A Community of Many Voices
Press Releases
Tuesday, June 11, 2019 08:00 AM

June 11, 2019 - Chapel Hill and Orange County, like many areas surrounding a major university, are known to have their own brand of unique characters. It’s not impossible to see a winner of the Nobel Peace Prize or a Pulitzer, a rock star, or a literary icon perambulating down Franklin or Churton Street.


Preservation Man

There are others too, less well-known but worthy of note and celebration. Ernest “Ernie” Dollar is one of those. A preservationist, activist, a re-enactor, videographer, storyteller. and public historian. His philosophy? “Know where you’ve been in order to grow in a way that keeps the character of our community alive.” Ernie has served as the executive director of the Preservation Society of Chapel Hill, and currently he is director of the City of Raleigh Museum. But he’s back in Orange County, where he got his start in museums, serving as the Chair of the Orange County Historical Museum.

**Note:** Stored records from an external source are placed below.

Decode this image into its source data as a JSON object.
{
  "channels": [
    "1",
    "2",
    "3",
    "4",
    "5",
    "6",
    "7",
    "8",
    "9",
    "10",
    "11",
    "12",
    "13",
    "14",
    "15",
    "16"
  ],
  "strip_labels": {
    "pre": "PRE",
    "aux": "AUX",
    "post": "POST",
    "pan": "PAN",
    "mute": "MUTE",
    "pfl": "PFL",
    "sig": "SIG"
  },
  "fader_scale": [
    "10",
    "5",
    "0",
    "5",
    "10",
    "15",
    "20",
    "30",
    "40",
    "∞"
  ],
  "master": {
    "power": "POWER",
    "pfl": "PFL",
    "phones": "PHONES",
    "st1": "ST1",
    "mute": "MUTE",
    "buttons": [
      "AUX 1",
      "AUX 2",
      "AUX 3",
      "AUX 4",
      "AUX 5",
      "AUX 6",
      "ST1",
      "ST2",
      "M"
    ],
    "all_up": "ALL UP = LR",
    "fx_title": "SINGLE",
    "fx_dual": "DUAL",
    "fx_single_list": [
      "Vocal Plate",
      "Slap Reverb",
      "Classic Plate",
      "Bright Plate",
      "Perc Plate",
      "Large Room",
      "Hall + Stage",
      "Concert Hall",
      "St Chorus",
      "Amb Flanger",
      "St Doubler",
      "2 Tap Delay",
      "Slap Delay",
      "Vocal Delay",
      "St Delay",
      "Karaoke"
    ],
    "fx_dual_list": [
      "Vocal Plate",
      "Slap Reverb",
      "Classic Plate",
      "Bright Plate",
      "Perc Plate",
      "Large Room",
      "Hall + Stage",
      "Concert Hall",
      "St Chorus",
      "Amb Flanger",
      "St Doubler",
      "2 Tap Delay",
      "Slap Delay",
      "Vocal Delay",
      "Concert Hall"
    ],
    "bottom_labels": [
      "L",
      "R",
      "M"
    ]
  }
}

Ernest Dollar, Chair of the Orange County Historical Museum

The Balancing Act

At the heart of many communities today is the argument between how much historical architecture to preserve while making room for new developments – in other words, how to preserve the past and prepare for the future at the very same time.

Dollar will tell you that he supports the “preserve more/balance growth” argument. A conclusion he has drawn from watching Orange County evolve since he was a kid.


Gravely Sanatorium

“My grandparents moved to Carrboro in the 1920s and lived on Carr Street,” he says. “My grandfather was a campus policeman, and my grandmother and mother worked in the Gravely Sanatorium in Chapel Hill. So as a boy, I spent every Sunday in Carrboro eating fried chicken and wandering around town exploring its hidden places.” Dollar’s connection to Orange County reaches back over 250 years.

“My ancestors arrived in the county in 1775, just in time to participate in the American Revolution. One of these, Elijah Dollar, was captured in South Carolina fighting and thrown in jail in Hillsborough by Lord Cornwallis – and escaped.” 


Another Brick in the Wall

Maybe it’s in his DNA. But something grand and passionate fuels his exhortations at podiums across the county. “Orange County has the potential to be on the cutting edge of redefining the historical narrative for a new generation,” he says. And he knows how to accomplish it.

One brick at time. 

Ernie has worked to raise money for historic institutions, restore murals on Chapel Hill and Carrboro’s historic buildings, save old neighborhoods, and increase the number and variety of walking and biking tours throughout Orange County – all because he sees our historic institutions as assets rather than burdens.

But Ernie’s love of historic preservation also contains an argument for economic development. He believes more visitors and investors are attracted to areas that preserve their communities.

Ernie Dollar in his storytelling element

Learning from Other Cities

“It’s easy to point to major cities that have successfully capitalized on heritage tourism, from Philadelphia’s Freedom Trail, which is one of the easiest way-finding trails in America, and Charleston's guided tour options that provide exceptional and unique experiences for visitors.” He believes the rich and diverse heritage of Orange County is more valuable than most people think. 

“Closer to home, Raleigh's Historic District Commission created a great walking tour app of its historic buildings, and Durham marks “Black Wall Street” with a series of public sculptures. These are easy solutions with big impacts,” he says.

More than just history for history’s sake, Dollar believes that past is important to guide the future. “History is an important tool for social justice, economic development, and fostering a higher standard of living for communities.”


More than an Internet

Yet places like museums and historical gathering spots provide citizens access to places where they can learn about histories – honorable histories, as well as blemished.

Currently, safe spaces for difficult community conversations are under-supported.

In the absence of these places, Dollar points to the internet as the new and sole educator of our complex past, which often removes the human connection to storytelling.

Ernie has spent his career bringing the past alive and demonstrating its value far beyond names, dates, and facts of yesterday. Our historic institutions fill this much-needed gap, reminding us of who we are, have far we’ve come, and who we strive to be. 

But this much is certain: historic places are not renewable. Once gone, they’re gone — they’re lost forever. For Orange County, it’s easy to see that an investment in the past today brings the promise of a better tomorrow.


Ways to Explore Local History